*** DATA EXTRACTS
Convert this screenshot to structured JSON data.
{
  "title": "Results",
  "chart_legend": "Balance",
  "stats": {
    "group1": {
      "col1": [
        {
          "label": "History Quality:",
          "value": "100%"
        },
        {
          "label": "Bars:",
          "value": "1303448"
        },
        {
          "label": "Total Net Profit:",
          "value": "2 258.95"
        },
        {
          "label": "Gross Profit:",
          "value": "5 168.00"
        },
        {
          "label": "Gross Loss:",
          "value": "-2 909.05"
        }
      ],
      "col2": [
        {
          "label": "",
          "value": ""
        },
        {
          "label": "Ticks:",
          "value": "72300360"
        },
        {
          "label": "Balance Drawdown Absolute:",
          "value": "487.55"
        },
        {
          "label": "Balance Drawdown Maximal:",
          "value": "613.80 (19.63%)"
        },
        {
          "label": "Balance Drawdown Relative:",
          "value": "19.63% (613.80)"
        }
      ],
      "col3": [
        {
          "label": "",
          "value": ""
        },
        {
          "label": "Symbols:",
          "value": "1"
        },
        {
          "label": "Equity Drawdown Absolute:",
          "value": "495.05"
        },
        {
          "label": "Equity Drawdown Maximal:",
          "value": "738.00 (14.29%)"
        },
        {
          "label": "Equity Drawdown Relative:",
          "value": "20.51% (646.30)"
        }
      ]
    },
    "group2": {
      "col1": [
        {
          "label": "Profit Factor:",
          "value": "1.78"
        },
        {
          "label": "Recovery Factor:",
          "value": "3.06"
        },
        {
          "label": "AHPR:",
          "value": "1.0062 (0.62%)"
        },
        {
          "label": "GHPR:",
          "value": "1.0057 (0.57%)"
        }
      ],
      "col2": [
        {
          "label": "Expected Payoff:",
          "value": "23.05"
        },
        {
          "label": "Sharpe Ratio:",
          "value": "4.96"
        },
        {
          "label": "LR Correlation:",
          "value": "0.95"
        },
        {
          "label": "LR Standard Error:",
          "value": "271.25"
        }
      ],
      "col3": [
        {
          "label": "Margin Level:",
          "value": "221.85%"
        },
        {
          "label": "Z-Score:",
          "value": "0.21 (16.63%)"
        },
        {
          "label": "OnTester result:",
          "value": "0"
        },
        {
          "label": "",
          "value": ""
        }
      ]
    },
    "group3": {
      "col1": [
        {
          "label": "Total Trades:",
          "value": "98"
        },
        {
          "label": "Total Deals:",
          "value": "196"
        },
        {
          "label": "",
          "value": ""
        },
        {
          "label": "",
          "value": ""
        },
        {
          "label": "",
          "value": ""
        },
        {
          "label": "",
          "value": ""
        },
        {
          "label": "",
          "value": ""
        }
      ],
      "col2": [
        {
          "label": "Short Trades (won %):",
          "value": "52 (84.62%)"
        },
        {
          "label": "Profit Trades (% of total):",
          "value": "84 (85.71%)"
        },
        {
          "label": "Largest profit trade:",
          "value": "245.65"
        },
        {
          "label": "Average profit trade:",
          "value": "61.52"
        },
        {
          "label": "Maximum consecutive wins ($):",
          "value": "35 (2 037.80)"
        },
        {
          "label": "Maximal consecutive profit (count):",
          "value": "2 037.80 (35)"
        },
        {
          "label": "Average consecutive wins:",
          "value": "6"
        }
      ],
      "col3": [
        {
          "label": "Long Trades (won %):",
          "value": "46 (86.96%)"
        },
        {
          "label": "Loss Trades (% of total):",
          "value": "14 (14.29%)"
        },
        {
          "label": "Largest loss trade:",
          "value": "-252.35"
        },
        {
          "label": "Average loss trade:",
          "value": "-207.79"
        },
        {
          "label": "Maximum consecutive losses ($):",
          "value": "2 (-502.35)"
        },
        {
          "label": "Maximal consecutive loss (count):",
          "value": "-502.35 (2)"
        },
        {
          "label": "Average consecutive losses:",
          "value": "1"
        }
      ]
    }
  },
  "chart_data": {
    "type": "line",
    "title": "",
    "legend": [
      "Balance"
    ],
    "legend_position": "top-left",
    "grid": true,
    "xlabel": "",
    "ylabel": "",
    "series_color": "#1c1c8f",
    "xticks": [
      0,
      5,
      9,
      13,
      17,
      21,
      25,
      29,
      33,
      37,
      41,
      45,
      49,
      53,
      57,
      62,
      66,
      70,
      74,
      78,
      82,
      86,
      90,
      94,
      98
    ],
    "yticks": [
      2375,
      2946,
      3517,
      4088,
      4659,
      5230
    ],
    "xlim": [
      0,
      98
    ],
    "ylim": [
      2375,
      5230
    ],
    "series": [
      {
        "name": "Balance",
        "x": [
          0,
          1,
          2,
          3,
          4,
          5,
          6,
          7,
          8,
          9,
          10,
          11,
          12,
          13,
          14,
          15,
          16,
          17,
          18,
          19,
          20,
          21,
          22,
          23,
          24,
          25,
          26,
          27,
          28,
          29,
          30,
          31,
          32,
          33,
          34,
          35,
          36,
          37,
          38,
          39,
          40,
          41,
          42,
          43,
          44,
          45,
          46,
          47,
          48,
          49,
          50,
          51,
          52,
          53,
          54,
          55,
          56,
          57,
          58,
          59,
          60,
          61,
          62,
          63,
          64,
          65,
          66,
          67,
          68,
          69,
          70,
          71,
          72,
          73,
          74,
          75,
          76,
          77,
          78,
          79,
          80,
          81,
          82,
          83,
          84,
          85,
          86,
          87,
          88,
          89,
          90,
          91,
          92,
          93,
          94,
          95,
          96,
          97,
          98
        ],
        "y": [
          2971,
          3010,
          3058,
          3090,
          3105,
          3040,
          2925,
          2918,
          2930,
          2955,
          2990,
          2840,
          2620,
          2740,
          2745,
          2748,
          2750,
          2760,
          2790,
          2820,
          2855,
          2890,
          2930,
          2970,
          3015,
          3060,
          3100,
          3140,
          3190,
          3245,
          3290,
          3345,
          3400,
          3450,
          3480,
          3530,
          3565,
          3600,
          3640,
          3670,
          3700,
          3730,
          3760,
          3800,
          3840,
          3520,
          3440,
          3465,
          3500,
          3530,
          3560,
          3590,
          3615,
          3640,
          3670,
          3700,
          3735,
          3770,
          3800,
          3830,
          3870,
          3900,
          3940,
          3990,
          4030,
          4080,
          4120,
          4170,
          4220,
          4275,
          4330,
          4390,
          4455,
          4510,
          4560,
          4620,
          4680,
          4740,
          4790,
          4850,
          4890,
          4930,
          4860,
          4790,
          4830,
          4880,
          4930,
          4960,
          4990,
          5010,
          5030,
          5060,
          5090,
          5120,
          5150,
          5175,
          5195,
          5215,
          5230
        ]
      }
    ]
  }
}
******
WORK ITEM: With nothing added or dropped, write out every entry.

OUTPUT FOR THIS TASK:
Convert this screenshot to structured JSON data.
{
  "title": "Results",
  "chart_legend": "Balance",
  "stats": {
    "group1": {
      "col1": [
        {
          "label": "History Quality:",
          "value": "100%"
        },
        {
          "label": "Bars:",
          "value": "1303448"
        },
        {
          "label": "Total Net Profit:",
          "value": "2 258.95"
        },
        {
          "label": "Gross Profit:",
          "value": "5 168.00"
        },
        {
          "label": "Gross Loss:",
          "value": "-2 909.05"
        }
      ],
      "col2": [
        {
          "label": "",
          "value": ""
        },
        {
          "label": "Ticks:",
          "value": "72300360"
        },
        {
          "label": "Balance Drawdown Absolute:",
          "value": "487.55"
        },
        {
          "label": "Balance Drawdown Maximal:",
          "value": "613.80 (19.63%)"
        },
        {
          "label": "Balance Drawdown Relative:",
          "value": "19.63% (613.80)"
        }
      ],
      "col3": [
        {
          "label": "",
          "value": ""
        },
        {
          "label": "Symbols:",
          "value": "1"
        },
        {
          "label": "Equity Drawdown Absolute:",
          "value": "495.05"
        },
        {
          "label": "Equity Drawdown Maximal:",
          "value": "738.00 (14.29%)"
        },
        {
          "label": "Equity Drawdown Relative:",
          "value": "20.51% (646.30)"
        }
      ]
    },
    "group2": {
      "col1": [
        {
          "label": "Profit Factor:",
          "value": "1.78"
        },
        {
          "label": "Recovery Factor:",
          "value": "3.06"
        },
        {
          "label": "AHPR:",
          "value": "1.0062 (0.62%)"
        },
        {
          "label": "GHPR:",
          "value": "1.0057 (0.57%)"
        }
      ],
      "col2": [
        {
          "label": "Expected Payoff:",
          "value": "23.05"
        },
        {
          "label": "Sharpe Ratio:",
          "value": "4.96"
        },
        {
          "label": "LR Correlation:",
          "value": "0.95"
        },
        {
          "label": "LR Standard Error:",
          "value": "271.25"
        }
      ],
      "col3": [
        {
          "label": "Margin Level:",
          "value": "221.85%"
        },
        {
          "label": "Z-Score:",
          "value": "0.21 (16.63%)"
        },
        {
          "label": "OnTester result:",
          "value": "0"
        },
        {
          "label": "",
          "value": ""
        }
      ]
    },
    "group3": {
      "col1": [
        {
          "label": "Total Trades:",
          "value": "98"
        },
        {
          "label": "Total Deals:",
          "value": "196"
        },
        {
          "label": "",
          "value": ""
        },
        {
          "label": "",
          "value": ""
        },
        {
          "label": "",
          "value": ""
        },
        {
          "label": "",
          "value": ""
        },
        {
          "label": "",
          "value": ""
        }
      ],
      "col2": [
        {
          "label": "Short Trades (won %):",
          "value": "52 (84.62%)"
        },
        {
          "label": "Profit Trades (% of total):",
          "value": "84 (85.71%)"
        },
        {
          "label": "Largest profit trade:",
          "value": "245.65"
        },
        {
          "label": "Average profit trade:",
          "value": "61.52"
        },
        {
          "label": "Maximum consecutive wins ($):",
          "value": "35 (2 037.80)"
        },
        {
          "label": "Maximal consecutive profit (count):",
          "value": "2 037.80 (35)"
        },
        {
          "label": "Average consecutive wins:",
          "value": "6"
        }
      ],
      "col3": [
        {
          "label": "Long Trades (won %):",
          "value": "46 (86.96%)"
        },
        {
          "label": "Loss Trades (% of total):",
          "value": "14 (14.29%)"
        },
        {
          "label": "Largest loss trade:",
          "value": "-252.35"
        },
        {
          "label": "Average loss trade:",
          "value": "-207.79"
        },
        {
          "label": "Maximum consecutive losses ($):",
          "value": "2 (-502.35)"
        },
        {
          "label": "Maximal consecutive loss (count):",
          "value": "-502.35 (2)"
        },
        {
          "label": "Average consecutive losses:",
          "value": "1"
        }
      ]
    }
  },
  "chart_data": {
    "type": "line",
    "title": "",
    "legend": [
      "Balance"
    ],
    "legend_position": "top-left",
    "grid": true,
    "xlabel": "",
    "ylabel": "",
    "series_color": "#1c1c8f",
    "xticks": [
      0,
      5,
      9,
      13,
      17,
      21,
      25,
      29,
      33,
      37,
      41,
      45,
      49,
      53,
      57,
      62,
      66,
      70,
      74,
      78,
      82,
      86,
      90,
      94,
      98
    ],
    "yticks": [
      2375,
      2946,
      3517,
      4088,
      4659,
      5230
    ],
    "xlim": [
      0,
      98
    ],
    "ylim": [
      2375,
      5230
    ],
    "series": [
      {
        "name": "Balance",
        "x": [
          0,
          1,
          2,
          3,
          4,
          5,
          6,
          7,
          8,
          9,
          10,
          11,
          12,
          13,
          14,
          15,
          16,
          17,
          18,
          19,
          20,
          21,
          22,
          23,
          24,
          25,
          26,
          27,
          28,
          29,
          30,
          31,
          32,
          33,
          34,
          35,
          36,
          37,
          38,
          39,
          40,
          41,
          42,
          43,
          44,
          45,
          46,
          47,
          48,
          49,
          50,
          51,
          52,
          53,
          54,
          55,
          56,
          57,
          58,
          59,
          60,
          61,
          62,
          63,
          64,
          65,
          66,
          67,
          68,
          69,
          70,
          71,
          72,
          73,
          74,
          75,
          76,
          77,
          78,
          79,
          80,
          81,
          82,
          83,
          84,
          85,
          86,
          87,
          88,
          89,
          90,
          91,
          92,
          93,
          94,
          95,
          96,
          97,
          98
        ],
        "y": [
          2971,
          3010,
          3058,
          3090,
          3105,
          3040,
          2925,
          2918,
          2930,
          2955,
          2990,
          2840,
          2620,
          2740,
          2745,
          2748,
          2750,
          2760,
          2790,
          2820,
          2855,
          2890,
          2930,
          2970,
          3015,
          3060,
          3100,
          3140,
          3190,
          3245,
          3290,
          3345,
          3400,
          3450,
          3480,
          3530,
          3565,
          3600,
          3640,
          3670,
          3700,
          3730,
          3760,
          3800,
          3840,
          3520,
          3440,
          3465,
          3500,
          3530,
          3560,
          3590,
          3615,
          3640,
          3670,
          3700,
          3735,
          3770,
          3800,
          3830,
          3870,
          3900,
          3940,
          3990,
          4030,
          4080,
          4120,
          4170,
          4220,
          4275,
          4330,
          4390,
          4455,
          4510,
          4560,
          4620,
          4680,
          4740,
          4790,
          4850,
          4890,
          4930,
          4860,
          4790,
          4830,
          4880,
          4930,
          4960,
          4990,
          5010,
          5030,
          5060,
          5090,
          5120,
          5150,
          5175,
          5195,
          5215,
          5230
        ]
      }
    ]
  }
}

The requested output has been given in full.